YOUR GOAL. For this exercise, please find the lines in the entries that include the word "signal" and copy them.

INPUT DATA.
================

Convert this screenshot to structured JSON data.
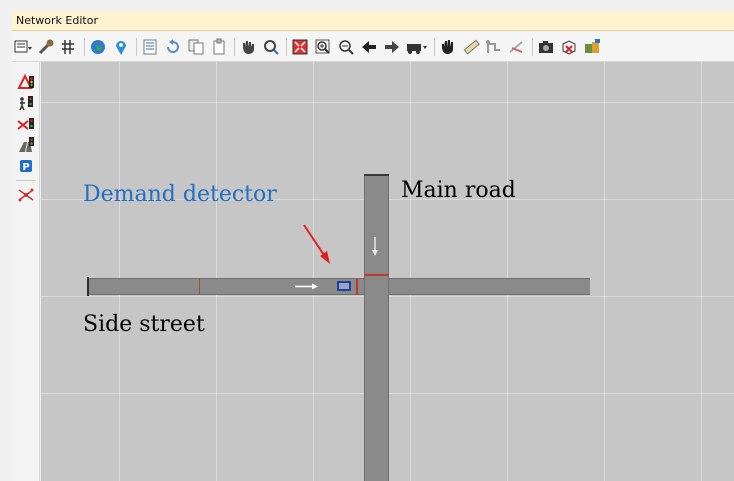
{
  "window": {
    "title": "Network Editor"
  },
  "toolbar": {
    "groups": [
      [
        "net-menu-icon",
        "wrench-icon",
        "grid-icon"
      ],
      [
        "globe-icon",
        "map-pin-icon"
      ],
      [
        "list-icon",
        "undo-icon",
        "copy-icon",
        "paste-icon"
      ],
      [
        "hand-select-icon",
        "rotate-select-icon"
      ],
      [
        "zoom-fit-icon",
        "zoom-in-icon",
        "zoom-out-icon",
        "arrow-left-icon",
        "arrow-right-icon",
        "vehicle-icon"
      ],
      [
        "pan-hand-icon",
        "measure-icon",
        "route-icon",
        "no-route-icon"
      ],
      [
        "camera-icon",
        "3d-box-icon",
        "3d-view-icon"
      ]
    ]
  },
  "sidebar": {
    "items": [
      "signal-warning-icon",
      "pedestrian-signal-icon",
      "conflict-signal-icon",
      "road-signal-icon",
      "parking-icon",
      "network-edit-icon"
    ]
  },
  "canvas": {
    "labels": {
      "demand_detector": "Demand detector",
      "main_road": "Main road",
      "side_street": "Side street"
    }
  },
  "colors": {
    "titlebar": "#fdf3d0",
    "canvas": "#c6c6c6",
    "road": "#8a8a8a",
    "stopline": "#c0392b",
    "detector": "#1f3fa0",
    "annotation_blue": "#1f6fc5",
    "arrow_red": "#e02020"
  }
}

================

PROBLEM SOLUTION.
      "signal-warning-icon",
      "pedestrian-signal-icon",
      "conflict-signal-icon",
      "road-signal-icon",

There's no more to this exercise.